4 *Kamins, Surface Stabilization of Poly. Silicon Films During Laser Recrystallization , J. Electrochem. Soc., 128(8), 8/81, pp. 1824 1826.
5Kimura, "Strong <100> Texture Formation of Poly. Silicon Films on Amorphous Insulator by Laser Recrystallization", Appl. Phys. Lett., 45(8), 10/84, pp. 854-856.
6 *Kimura, Strong 100 Texture Formation of Poly. Silicon Films on Amorphous Insulator by Laser Recrystallization , Appl. Phys. Lett., 45(8), 10/84, pp. 854 856.
7Labley, "Effects of Various Encapsulating Films on Laser Recrystall. of Silicon on SiO2 ", J. Appl. Phys., 53(12), 12/82, pp. 9038-9042.
8 *Labley, Effects of Various Encapsulating Films on Laser Recrystall. of Silicon on SiO 2 , J. Appl. Phys., 53(12), 12/82, pp. 9038 9042.
9 *VLSI Technology, 1983, Sze, pp. 51 and 220 224.
10VLSI Technology, 1983, Sze, pp. 51 and 220-224.
Referenced by
Citing PatentFiling datePublication dateApplicantTitle
US5202277 *Jul 22, 1992Apr 13, 1993Matsushita Electric Industrial Co., Ltd.Method of fabricating a semiconductor device
US5212104 *Mar 9, 1992May 18, 1993Siemens AktiengesellschaftMethod for manufacturing an mos transistor
US5420059 *Feb 18, 1994May 30, 1995International Business Machines CorporationMethod of making a high performance MESFET with multiple quantum wells
US6444506 *Oct 23, 1996Sep 3, 2002Semiconductor Energy Laboratory Co., Ltd.Method of manufacturing silicon thin film devices using laser annealing in a hydrogen mixture gas followed by nitride formation
US6709935Mar 26, 2001Mar 23, 2004Advanced Micro Devices, Inc.Method of locally forming a silicon/geranium channel layer
US6743680 *Jun 22, 2000Jun 1, 2004Advanced Micro Devices, Inc.Process for manufacturing transistors having silicon/germanium channel regions
U.S. Classification438/285, 438/282, 148/DIG.91, 148/DIG.160, 257/E29.076, 148/DIG.90, 257/E29.056
International ClassificationH01L29/15, H01L29/10
Cooperative ClassificationY10S148/091, Y10S148/09, Y10S148/16, H01L29/1054, H01L29/152
European ClassificationH01L29/15B2, H01L29/10D2B4
Legal Events
Oct 14, 1994FPAYFee payment
Year of fee payment: 4
Oct 15, 1998FPAYFee payment
Year of fee payment: 8

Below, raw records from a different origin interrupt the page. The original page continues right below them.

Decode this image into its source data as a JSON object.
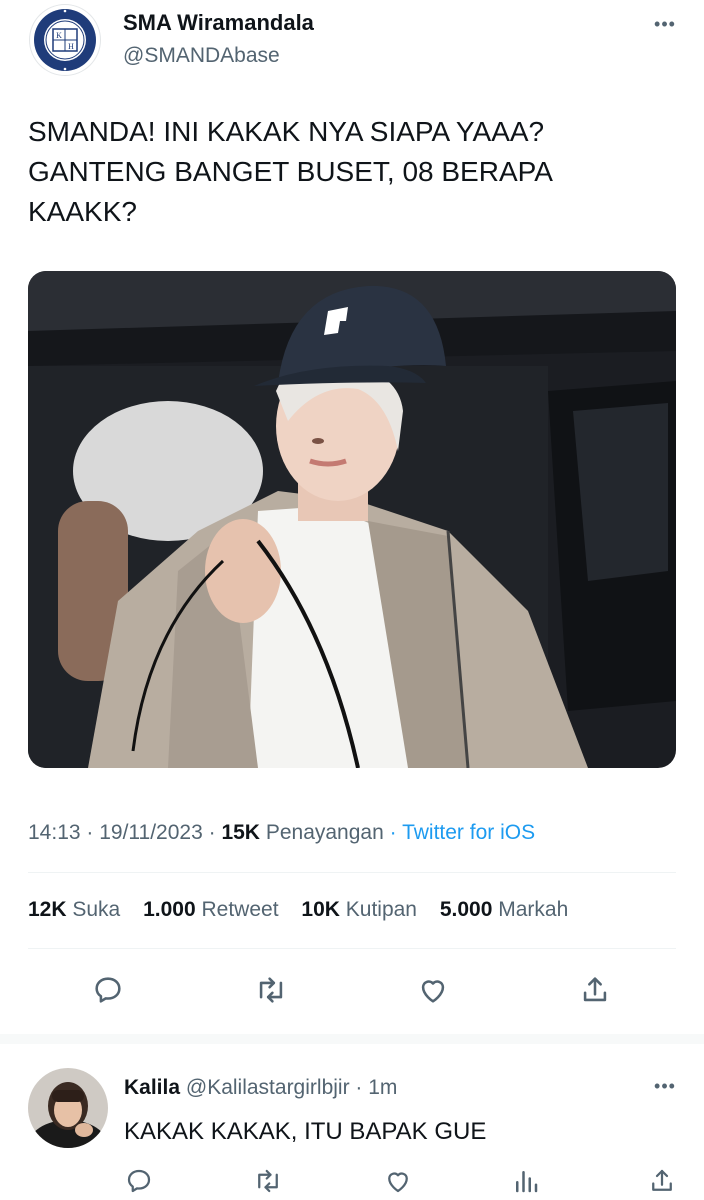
{
  "tweet": {
    "display_name": "SMA Wiramandala",
    "handle": "@SMANDAbase",
    "text": "SMANDA! INI KAKAK NYA SIAPA YAAA? GANTENG BANGET BUSET, 08 BERAPA KAAKK?",
    "time": "14:13",
    "date": "19/11/2023",
    "views_count": "15K",
    "views_label": "Penayangan",
    "source": "Twitter for iOS",
    "likes_count": "12K",
    "likes_label": "Suka",
    "retweets_count": "1.000",
    "retweets_label": "Retweet",
    "quotes_count": "10K",
    "quotes_label": "Kutipan",
    "bookmarks_count": "5.000",
    "bookmarks_label": "Markah"
  },
  "avatar_logo_letters": [
    "K",
    "H"
  ],
  "reply": {
    "display_name": "Kalila",
    "handle": "@Kalilastargirlbjir",
    "time": "1m",
    "text": "KAKAK KAKAK, ITU BAPAK GUE"
  },
  "colors": {
    "link": "#1d9bf0",
    "secondary_text": "#536471",
    "primary_text": "#0f1419",
    "logo_navy": "#1f3c7a"
  },
  "icons": [
    "more-icon",
    "reply-icon",
    "retweet-icon",
    "like-icon",
    "share-icon",
    "views-icon"
  ]
}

Oct 30, 2002REMIMaintenance fee reminder mailed
Apr 16, 2003LAPSLapse for failure to pay maintenance fees
Jun 10, 2003FPExpired due to failure to pay maintenance fee
Effective date: 20030416